This course teaches first aid techniques to address the most common emergencies that can occur with small and large dogs as well as cats. This course will train you to notice abnormalities and detect early warning signs in pets. The course is developed and taught by Doctor of Veterinary Medicine Bobbi Conner.

Aly DelaCoeur, UW-AAB

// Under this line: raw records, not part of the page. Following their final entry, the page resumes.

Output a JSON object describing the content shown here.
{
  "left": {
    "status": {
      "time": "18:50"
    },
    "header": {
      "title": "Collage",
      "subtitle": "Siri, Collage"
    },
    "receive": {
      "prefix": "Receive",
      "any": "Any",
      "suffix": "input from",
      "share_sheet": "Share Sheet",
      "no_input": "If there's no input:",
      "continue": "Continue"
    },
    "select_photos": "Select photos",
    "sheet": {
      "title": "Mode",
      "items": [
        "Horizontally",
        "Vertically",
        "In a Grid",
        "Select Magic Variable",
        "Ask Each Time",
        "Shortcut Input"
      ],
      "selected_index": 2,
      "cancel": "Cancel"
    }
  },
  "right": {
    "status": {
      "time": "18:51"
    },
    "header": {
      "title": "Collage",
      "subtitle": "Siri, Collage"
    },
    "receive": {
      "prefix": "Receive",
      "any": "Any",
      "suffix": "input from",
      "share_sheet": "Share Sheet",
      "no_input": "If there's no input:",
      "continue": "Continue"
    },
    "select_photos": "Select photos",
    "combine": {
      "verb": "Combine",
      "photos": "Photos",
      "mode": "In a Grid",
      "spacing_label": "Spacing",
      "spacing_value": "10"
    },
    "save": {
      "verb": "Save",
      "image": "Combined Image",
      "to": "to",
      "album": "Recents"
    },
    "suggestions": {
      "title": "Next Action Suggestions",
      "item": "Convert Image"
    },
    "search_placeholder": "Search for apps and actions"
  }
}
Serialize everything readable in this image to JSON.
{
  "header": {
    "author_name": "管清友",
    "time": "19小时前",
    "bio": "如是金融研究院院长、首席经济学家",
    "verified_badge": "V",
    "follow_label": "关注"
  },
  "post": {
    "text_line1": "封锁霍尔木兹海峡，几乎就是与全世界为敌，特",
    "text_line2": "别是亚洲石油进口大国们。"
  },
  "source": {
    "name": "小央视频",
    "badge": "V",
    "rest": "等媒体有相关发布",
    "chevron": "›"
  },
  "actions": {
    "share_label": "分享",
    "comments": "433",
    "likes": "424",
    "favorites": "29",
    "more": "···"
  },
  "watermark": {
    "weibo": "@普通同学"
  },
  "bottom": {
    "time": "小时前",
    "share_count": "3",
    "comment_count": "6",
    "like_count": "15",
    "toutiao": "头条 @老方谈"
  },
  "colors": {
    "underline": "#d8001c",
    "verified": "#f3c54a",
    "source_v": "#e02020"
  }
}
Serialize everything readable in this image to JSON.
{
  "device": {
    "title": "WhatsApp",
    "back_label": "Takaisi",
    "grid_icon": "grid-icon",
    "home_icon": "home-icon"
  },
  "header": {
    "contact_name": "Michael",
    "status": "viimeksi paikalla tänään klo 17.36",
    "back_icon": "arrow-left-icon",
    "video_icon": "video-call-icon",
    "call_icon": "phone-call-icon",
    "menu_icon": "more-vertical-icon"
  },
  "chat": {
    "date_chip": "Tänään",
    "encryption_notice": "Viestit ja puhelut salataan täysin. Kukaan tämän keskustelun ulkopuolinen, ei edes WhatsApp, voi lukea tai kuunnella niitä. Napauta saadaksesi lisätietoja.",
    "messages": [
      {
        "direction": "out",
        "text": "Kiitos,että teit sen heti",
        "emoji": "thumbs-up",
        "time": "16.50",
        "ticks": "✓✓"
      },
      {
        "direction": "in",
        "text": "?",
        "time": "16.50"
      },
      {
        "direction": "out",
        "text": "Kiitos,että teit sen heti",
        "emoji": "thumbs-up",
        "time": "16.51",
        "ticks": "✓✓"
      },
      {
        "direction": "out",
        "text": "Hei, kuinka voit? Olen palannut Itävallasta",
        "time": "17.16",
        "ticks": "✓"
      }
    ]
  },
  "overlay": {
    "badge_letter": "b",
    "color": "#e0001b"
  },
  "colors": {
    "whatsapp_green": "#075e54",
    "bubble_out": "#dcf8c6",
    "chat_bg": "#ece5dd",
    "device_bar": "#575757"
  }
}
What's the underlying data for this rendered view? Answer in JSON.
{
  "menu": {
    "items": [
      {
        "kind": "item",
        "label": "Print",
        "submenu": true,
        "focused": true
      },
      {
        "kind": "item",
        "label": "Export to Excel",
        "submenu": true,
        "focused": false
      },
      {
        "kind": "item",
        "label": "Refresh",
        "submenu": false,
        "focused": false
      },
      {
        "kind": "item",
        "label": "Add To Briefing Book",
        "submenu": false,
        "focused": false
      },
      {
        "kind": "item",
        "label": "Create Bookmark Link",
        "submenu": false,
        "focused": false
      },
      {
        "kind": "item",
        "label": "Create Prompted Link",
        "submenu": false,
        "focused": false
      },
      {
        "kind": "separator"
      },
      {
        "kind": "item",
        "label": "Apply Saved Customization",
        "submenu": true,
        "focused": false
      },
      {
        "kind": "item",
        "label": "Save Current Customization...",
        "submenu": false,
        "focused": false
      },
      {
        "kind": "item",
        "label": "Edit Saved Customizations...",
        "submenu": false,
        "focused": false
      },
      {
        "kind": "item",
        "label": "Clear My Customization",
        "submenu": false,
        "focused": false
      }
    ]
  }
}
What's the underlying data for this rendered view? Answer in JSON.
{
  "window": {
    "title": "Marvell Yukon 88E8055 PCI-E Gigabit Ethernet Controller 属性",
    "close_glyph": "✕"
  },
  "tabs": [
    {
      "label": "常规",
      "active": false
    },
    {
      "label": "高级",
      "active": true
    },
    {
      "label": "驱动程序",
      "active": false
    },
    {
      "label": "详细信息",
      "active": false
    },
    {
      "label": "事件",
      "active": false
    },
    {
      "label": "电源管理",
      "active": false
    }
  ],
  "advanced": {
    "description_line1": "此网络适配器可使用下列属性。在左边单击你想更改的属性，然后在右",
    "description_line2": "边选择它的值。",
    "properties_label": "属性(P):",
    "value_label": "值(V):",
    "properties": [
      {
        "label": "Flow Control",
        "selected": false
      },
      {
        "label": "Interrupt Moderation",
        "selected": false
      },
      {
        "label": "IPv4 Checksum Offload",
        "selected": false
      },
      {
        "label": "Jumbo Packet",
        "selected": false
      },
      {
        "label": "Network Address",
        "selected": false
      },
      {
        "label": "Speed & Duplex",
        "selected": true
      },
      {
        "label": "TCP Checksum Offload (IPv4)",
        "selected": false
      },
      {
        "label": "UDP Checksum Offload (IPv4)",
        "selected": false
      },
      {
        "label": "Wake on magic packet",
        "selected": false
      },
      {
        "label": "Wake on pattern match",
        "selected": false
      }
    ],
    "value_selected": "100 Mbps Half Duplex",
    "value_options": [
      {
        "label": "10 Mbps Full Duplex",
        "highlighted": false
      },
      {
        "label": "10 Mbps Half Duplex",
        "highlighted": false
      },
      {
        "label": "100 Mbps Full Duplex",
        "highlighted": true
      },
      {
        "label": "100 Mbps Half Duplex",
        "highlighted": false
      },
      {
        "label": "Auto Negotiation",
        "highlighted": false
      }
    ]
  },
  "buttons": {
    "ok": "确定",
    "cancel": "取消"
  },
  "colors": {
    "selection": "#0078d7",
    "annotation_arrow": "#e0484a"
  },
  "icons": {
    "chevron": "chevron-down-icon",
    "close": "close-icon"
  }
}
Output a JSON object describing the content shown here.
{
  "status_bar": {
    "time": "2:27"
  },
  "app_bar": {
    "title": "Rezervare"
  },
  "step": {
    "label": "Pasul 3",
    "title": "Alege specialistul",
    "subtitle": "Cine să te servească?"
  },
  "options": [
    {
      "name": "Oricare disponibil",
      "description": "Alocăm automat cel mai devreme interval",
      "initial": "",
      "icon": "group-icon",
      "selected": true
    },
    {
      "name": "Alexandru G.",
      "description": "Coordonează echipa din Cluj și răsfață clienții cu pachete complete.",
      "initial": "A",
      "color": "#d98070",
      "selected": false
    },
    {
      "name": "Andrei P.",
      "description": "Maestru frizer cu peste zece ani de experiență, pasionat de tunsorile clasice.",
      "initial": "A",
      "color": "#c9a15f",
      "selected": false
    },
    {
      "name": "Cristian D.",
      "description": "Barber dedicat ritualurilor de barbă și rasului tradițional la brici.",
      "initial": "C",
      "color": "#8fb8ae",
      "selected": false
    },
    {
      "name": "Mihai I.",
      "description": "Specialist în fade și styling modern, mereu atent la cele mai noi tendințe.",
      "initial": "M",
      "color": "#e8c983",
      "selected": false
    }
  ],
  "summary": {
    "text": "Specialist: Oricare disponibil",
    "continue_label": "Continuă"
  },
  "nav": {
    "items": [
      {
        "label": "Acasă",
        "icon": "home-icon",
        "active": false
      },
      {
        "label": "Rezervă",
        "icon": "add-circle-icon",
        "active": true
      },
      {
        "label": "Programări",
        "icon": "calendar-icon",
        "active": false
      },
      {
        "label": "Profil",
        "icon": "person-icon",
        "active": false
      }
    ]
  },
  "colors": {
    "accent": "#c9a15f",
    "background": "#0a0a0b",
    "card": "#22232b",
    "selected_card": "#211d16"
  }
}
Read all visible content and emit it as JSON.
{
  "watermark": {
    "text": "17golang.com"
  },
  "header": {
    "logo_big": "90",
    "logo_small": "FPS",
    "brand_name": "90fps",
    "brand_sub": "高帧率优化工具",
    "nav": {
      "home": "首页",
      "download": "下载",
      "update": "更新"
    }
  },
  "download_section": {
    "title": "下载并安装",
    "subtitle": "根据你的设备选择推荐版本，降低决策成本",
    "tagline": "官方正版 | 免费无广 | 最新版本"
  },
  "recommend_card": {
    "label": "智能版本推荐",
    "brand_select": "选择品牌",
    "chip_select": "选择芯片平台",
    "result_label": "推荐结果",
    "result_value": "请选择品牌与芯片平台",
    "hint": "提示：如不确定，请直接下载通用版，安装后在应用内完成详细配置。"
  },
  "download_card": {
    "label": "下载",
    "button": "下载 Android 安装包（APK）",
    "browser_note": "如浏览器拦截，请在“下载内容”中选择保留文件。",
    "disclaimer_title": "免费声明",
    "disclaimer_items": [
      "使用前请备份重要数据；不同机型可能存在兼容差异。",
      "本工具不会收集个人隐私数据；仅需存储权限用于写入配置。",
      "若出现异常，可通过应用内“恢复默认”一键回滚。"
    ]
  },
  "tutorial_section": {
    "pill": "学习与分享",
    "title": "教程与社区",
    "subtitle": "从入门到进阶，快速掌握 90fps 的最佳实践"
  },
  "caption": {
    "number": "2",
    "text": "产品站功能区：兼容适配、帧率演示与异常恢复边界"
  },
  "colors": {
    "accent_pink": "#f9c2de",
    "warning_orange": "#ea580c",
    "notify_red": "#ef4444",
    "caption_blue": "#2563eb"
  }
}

Aly DelaCoeur, UW-AAB is one of the founders of Wag Enabled (originally Why Does My Dog). Aly has a certificate in applied animal behavior through the University of Washington and is a certified veterinary assistant and AKC Evaluator. She aims to provide an unbiased perspective on dog training by providing practical, intelligent, and caring advice for people to impart on their canine companions